- [Directions for this task] Each line in the entries below that holds the string "letter" must be copied.

====================

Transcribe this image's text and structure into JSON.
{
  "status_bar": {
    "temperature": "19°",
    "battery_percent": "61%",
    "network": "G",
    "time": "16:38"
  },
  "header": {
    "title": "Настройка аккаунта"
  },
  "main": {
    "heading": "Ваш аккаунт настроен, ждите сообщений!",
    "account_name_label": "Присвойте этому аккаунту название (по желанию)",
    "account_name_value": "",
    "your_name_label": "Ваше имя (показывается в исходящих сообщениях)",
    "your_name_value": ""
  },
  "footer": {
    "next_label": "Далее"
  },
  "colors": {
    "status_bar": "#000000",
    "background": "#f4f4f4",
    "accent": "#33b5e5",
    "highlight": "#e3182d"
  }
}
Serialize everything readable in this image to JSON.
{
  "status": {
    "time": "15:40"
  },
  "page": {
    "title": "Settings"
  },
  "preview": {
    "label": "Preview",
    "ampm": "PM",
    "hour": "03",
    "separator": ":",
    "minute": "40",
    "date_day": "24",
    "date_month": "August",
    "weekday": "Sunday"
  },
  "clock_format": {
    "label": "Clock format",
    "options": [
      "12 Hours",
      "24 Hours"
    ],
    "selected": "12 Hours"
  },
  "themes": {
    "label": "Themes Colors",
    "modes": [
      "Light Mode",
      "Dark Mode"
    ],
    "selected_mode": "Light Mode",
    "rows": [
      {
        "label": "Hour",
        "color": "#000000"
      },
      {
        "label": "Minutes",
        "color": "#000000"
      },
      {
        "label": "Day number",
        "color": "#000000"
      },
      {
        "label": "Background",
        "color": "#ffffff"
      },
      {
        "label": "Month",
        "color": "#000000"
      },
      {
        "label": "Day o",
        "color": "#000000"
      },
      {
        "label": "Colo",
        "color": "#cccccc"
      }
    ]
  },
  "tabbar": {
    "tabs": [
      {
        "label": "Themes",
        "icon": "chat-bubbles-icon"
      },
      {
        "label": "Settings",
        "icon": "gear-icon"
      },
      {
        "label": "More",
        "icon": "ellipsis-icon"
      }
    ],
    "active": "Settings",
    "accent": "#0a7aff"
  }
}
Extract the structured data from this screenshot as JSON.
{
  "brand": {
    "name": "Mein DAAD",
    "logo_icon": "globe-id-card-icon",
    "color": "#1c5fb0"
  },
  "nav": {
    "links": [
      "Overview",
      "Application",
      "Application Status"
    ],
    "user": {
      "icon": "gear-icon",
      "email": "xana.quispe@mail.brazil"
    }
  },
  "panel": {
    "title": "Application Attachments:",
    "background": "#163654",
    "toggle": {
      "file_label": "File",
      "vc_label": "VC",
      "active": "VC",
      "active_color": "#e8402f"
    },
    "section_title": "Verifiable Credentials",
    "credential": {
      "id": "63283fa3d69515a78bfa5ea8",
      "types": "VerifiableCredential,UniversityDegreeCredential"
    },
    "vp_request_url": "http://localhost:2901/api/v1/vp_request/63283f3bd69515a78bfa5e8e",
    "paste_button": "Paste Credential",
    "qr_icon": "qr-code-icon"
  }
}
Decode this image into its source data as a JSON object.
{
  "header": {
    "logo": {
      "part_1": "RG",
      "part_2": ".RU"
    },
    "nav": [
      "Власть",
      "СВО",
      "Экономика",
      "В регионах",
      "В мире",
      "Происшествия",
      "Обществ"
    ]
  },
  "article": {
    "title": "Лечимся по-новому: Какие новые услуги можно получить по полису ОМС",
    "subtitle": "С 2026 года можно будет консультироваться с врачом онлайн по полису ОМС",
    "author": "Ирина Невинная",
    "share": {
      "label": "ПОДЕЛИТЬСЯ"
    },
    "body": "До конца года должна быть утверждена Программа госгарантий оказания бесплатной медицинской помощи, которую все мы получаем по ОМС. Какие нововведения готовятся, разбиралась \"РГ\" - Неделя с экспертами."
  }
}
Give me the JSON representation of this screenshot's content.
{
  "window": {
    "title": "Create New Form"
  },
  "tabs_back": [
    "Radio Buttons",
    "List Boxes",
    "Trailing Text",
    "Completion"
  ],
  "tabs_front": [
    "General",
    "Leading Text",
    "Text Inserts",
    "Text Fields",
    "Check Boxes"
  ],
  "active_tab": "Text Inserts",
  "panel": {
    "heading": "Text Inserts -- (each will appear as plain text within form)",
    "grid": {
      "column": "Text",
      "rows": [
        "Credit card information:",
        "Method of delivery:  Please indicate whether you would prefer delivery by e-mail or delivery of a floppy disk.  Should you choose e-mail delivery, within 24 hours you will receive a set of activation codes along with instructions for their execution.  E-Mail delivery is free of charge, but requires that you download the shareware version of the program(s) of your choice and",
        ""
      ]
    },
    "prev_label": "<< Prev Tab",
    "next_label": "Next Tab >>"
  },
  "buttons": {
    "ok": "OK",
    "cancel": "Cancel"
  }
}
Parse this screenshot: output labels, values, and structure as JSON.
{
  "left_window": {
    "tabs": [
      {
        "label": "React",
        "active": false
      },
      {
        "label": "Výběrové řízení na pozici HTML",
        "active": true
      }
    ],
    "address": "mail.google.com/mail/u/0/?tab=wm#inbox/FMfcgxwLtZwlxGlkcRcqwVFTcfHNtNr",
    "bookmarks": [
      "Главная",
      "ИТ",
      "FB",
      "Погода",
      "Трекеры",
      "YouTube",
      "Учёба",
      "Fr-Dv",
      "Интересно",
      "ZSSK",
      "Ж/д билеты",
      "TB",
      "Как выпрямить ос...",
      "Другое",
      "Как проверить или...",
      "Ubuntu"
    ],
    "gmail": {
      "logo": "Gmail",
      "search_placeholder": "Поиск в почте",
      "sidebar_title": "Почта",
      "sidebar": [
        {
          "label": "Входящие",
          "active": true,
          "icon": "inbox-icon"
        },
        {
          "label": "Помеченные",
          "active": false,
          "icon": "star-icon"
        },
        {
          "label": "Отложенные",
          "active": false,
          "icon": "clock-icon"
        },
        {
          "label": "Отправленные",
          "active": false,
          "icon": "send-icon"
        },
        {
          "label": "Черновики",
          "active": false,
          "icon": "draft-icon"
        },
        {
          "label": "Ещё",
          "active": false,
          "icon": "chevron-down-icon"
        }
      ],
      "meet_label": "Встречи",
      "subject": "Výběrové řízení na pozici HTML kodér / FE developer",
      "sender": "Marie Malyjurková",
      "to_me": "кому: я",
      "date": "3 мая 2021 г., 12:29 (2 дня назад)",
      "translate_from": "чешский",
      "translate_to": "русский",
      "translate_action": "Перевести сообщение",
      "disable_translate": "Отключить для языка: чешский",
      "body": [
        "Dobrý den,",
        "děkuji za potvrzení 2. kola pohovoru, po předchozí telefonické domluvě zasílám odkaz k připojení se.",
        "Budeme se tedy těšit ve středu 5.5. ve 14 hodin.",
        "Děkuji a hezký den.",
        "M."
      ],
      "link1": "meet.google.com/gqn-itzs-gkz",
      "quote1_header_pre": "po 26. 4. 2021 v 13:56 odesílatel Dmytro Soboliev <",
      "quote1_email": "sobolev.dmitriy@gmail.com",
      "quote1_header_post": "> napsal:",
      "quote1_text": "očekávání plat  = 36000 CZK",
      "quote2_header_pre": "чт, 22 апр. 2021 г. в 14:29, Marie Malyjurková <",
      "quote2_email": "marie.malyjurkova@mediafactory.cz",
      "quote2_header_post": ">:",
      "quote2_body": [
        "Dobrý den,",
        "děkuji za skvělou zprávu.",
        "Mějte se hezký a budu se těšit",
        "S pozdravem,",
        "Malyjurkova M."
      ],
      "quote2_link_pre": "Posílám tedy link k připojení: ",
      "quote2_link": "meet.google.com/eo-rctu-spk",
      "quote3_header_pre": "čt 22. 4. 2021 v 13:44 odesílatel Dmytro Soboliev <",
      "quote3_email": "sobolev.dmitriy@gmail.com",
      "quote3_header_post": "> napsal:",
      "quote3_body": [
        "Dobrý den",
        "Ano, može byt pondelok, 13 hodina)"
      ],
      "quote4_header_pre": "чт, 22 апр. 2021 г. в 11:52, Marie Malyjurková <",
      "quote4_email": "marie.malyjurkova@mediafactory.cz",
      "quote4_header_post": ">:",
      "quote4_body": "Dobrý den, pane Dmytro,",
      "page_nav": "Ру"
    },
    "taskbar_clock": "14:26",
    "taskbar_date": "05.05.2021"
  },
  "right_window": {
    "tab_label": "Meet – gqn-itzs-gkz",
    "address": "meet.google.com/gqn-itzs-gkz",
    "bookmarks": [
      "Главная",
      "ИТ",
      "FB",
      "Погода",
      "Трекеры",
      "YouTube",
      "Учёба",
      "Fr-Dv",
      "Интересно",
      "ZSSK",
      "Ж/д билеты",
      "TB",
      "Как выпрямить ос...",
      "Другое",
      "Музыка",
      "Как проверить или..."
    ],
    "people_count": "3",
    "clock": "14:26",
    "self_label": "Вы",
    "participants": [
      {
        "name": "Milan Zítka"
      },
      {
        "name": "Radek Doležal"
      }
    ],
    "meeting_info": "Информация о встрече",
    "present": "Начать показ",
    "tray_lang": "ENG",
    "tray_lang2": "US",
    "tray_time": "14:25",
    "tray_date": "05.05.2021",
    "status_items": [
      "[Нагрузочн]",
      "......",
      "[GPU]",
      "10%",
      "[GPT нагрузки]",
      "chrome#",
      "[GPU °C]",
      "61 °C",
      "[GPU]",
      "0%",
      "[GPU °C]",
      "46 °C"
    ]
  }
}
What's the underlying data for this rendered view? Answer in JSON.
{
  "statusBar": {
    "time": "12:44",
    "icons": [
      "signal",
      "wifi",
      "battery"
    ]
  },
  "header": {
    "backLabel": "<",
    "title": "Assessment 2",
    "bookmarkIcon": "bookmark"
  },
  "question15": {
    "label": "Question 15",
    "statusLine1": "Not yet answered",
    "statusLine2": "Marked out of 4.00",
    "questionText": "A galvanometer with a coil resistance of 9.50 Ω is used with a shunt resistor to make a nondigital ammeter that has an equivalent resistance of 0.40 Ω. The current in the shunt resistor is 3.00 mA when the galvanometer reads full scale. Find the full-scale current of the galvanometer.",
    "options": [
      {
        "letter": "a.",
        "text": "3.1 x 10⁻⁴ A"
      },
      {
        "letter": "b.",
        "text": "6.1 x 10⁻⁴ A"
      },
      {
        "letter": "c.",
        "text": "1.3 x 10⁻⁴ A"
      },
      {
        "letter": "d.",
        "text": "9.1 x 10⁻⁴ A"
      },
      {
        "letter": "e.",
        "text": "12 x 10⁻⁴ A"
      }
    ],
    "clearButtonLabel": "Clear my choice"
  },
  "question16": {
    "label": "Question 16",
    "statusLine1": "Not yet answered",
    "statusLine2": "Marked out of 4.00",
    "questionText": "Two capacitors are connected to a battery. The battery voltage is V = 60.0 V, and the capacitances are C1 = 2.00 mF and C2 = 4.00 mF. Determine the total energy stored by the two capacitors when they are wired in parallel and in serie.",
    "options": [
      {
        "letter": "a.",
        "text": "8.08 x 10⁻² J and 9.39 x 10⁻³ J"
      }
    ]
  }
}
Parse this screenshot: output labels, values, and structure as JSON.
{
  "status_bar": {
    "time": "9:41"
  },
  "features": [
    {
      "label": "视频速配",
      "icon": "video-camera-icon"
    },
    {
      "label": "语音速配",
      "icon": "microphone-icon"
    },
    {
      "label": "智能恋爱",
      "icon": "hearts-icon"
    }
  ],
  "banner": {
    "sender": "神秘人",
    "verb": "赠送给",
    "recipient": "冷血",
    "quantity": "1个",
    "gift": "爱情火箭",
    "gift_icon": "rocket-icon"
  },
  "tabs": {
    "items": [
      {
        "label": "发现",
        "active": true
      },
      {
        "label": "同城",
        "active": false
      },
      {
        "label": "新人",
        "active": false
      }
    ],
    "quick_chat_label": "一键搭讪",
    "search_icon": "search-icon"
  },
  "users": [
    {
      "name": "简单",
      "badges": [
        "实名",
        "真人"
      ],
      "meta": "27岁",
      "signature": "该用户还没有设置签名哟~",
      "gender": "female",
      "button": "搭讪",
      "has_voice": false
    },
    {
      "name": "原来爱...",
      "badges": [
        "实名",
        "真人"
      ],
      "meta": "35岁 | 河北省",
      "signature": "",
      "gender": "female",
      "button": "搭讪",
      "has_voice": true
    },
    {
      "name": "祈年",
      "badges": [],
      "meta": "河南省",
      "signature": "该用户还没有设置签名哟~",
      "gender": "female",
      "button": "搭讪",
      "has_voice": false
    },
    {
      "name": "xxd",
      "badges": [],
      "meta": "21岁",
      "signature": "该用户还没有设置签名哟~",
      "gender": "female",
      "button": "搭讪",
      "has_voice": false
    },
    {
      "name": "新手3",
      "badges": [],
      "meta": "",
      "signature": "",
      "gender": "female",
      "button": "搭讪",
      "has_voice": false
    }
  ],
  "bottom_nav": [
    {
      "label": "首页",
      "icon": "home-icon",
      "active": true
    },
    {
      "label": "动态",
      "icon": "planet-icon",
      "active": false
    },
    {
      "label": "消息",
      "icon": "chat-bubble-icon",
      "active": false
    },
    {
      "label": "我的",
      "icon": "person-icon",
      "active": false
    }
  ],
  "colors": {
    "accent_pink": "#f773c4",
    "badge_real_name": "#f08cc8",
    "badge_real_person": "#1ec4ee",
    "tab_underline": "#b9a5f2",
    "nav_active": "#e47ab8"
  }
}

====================

- [Worked solution]
        "letter": "a.",
        "letter": "b.",
        "letter": "c.",
        "letter": "d.",
        "letter": "e.",
        "letter": "a.",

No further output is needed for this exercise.